What is different?
“Okay, we went back to school and started again: what should have taken only three months took nearly a year and many visits to Spain and discussions with the actual exhaust manufacturer that is in the business for years. He put all his experience in the project and the result is the V4 that is on sale now. The exhaust has a different muffler design that makes it quieter and the production process is different using brazing in many areas instead of welding. The brackets have been redesigned and a strengthening plate is fitted under the front bracket. The strengthening plate between the exhaust and the rear tube is redesigned and brazed. This brazing process takes much longer and is much more expensive than welding but hopefully worth every penny.
“Every exhaust that is sold by official BGM dealers has got a guarantee of one year from the day printed on the receipt. If anyone has problems with their exhaust within the first year they should get in touch with the dealer they bought it from. They will analyze first if it has been fitted and used correctly.

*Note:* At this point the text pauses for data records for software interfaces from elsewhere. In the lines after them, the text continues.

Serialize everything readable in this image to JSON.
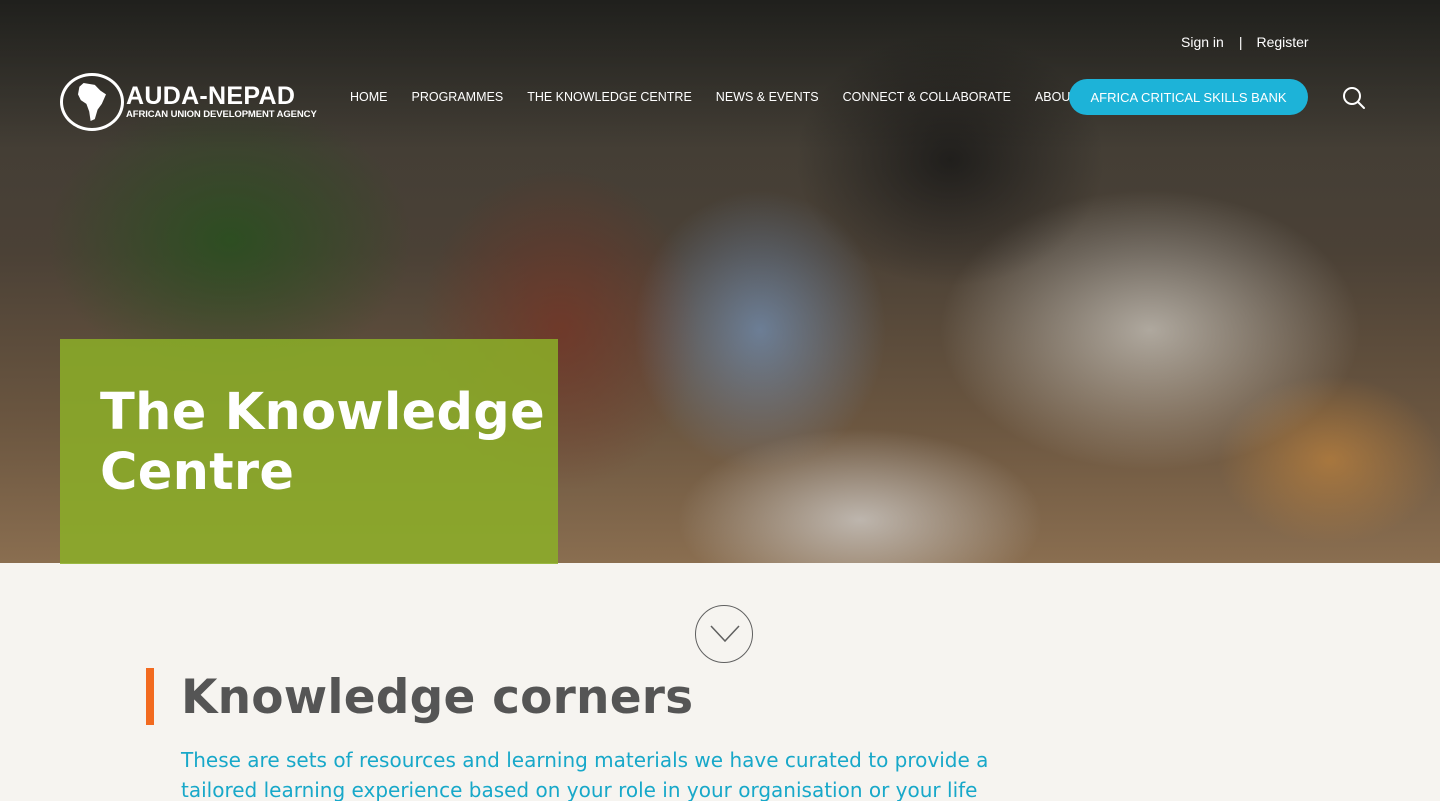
{
  "header": {
    "sign_in": "Sign in",
    "separator": "|",
    "register": "Register"
  },
  "logo": {
    "title": "AUDA-NEPAD",
    "subtitle": "AFRICAN UNION DEVELOPMENT AGENCY"
  },
  "nav": {
    "items": [
      {
        "label": "HOME"
      },
      {
        "label": "PROGRAMMES"
      },
      {
        "label": "THE KNOWLEDGE CENTRE"
      },
      {
        "label": "NEWS & EVENTS"
      },
      {
        "label": "CONNECT & COLLABORATE"
      },
      {
        "label": "ABOUT"
      }
    ],
    "cta_label": "AFRICA CRITICAL SKILLS BANK",
    "search_icon": "search-icon"
  },
  "hero": {
    "title": "The Knowledge Centre"
  },
  "colors": {
    "accent_cyan": "#1db3d8",
    "title_box_green": "#8caf28",
    "accent_orange": "#f26a1f",
    "text_cyan": "#18a8c9"
  },
  "section": {
    "title": "Knowledge corners",
    "description": "These are sets of resources and learning materials we have curated to provide a tailored learning experience based on your role in your organisation or your life situation.",
    "scroll_icon": "chevron-down-circle-icon"
  }
}
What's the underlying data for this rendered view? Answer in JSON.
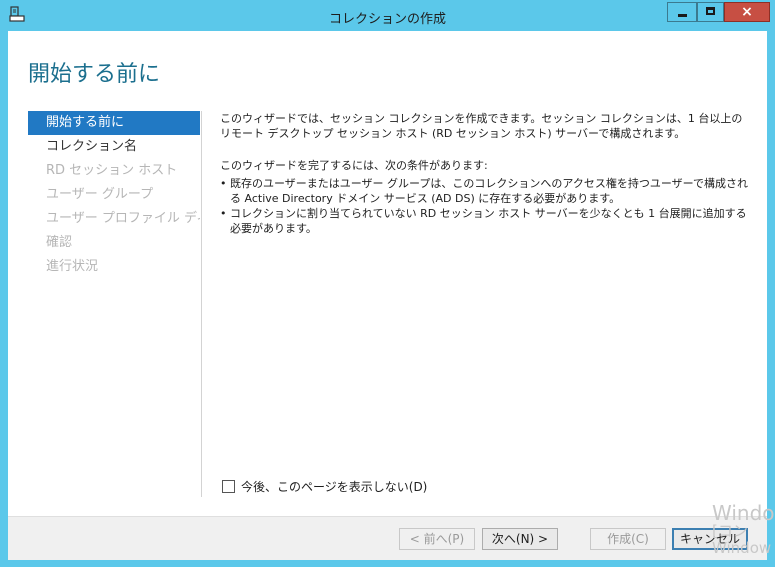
{
  "window": {
    "title": "コレクションの作成",
    "icon": "wizard-app-icon",
    "close_label": "×"
  },
  "page_title": "開始する前に",
  "nav": {
    "items": [
      {
        "label": "開始する前に",
        "state": "selected"
      },
      {
        "label": "コレクション名",
        "state": "enabled"
      },
      {
        "label": "RD セッション ホスト",
        "state": "disabled"
      },
      {
        "label": "ユーザー グループ",
        "state": "disabled"
      },
      {
        "label": "ユーザー プロファイル ディスク",
        "state": "disabled"
      },
      {
        "label": "確認",
        "state": "disabled"
      },
      {
        "label": "進行状況",
        "state": "disabled"
      }
    ]
  },
  "content": {
    "intro": "このウィザードでは、セッション コレクションを作成できます。セッション コレクションは、1 台以上のリモート デスクトップ セッション ホスト (RD セッション ホスト) サーバーで構成されます。",
    "prereq_heading": "このウィザードを完了するには、次の条件があります:",
    "bullets": [
      "既存のユーザーまたはユーザー グループは、このコレクションへのアクセス権を持つユーザーで構成される Active Directory ドメイン サービス (AD DS) に存在する必要があります。",
      "コレクションに割り当てられていない RD セッション ホスト サーバーを少なくとも 1 台展開に追加する必要があります。"
    ]
  },
  "checkbox": {
    "label": "今後、このページを表示しない(D)",
    "checked": false
  },
  "footer": {
    "prev_label": "< 前へ(P)",
    "next_label": "次へ(N) >",
    "create_label": "作成(C)",
    "cancel_label": "キャンセル"
  },
  "watermark": {
    "line1": "Windo",
    "line2": "[コン",
    "line3": "Window"
  },
  "colors": {
    "titlebar": "#5bc8ea",
    "page_title": "#1b6f8e",
    "nav_selected": "#2179c4",
    "close_button": "#c74f43"
  }
}
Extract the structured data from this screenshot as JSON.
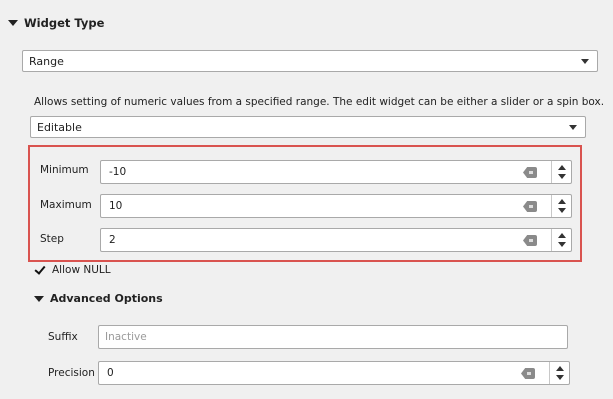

If it is a quality issue then the exhaust will either get a quality repair or will be exchanged.”
Were there metal quality problems with the V1 to V3?
“Concerning the metal and the spider-webs we sent off the steel to the Technical University in Aachen because we thought it might have too much carbon inside. The result was they told us that the steel is totally okay.
“They are using SPCC steel so we suspect it could be a problem that the welding is done with too much heat. If you look at the colour of the steel on the V1-V3 the colour has changed in all areas where it is welded not only in small spots but big areas.
“The Spanish guys braze it and even the two big center sections are now in normal steel colour after welding and not brown as the Taiwanese ones.
“I never saw these spiders-web cracks on the V3 made by the same Taiwanese company. We insisted to take more care on the welding and use less heat so maybe already that was enough to not make the steel brittle.
“I think with the V4 and the new production process the spider-webs should belong to the past.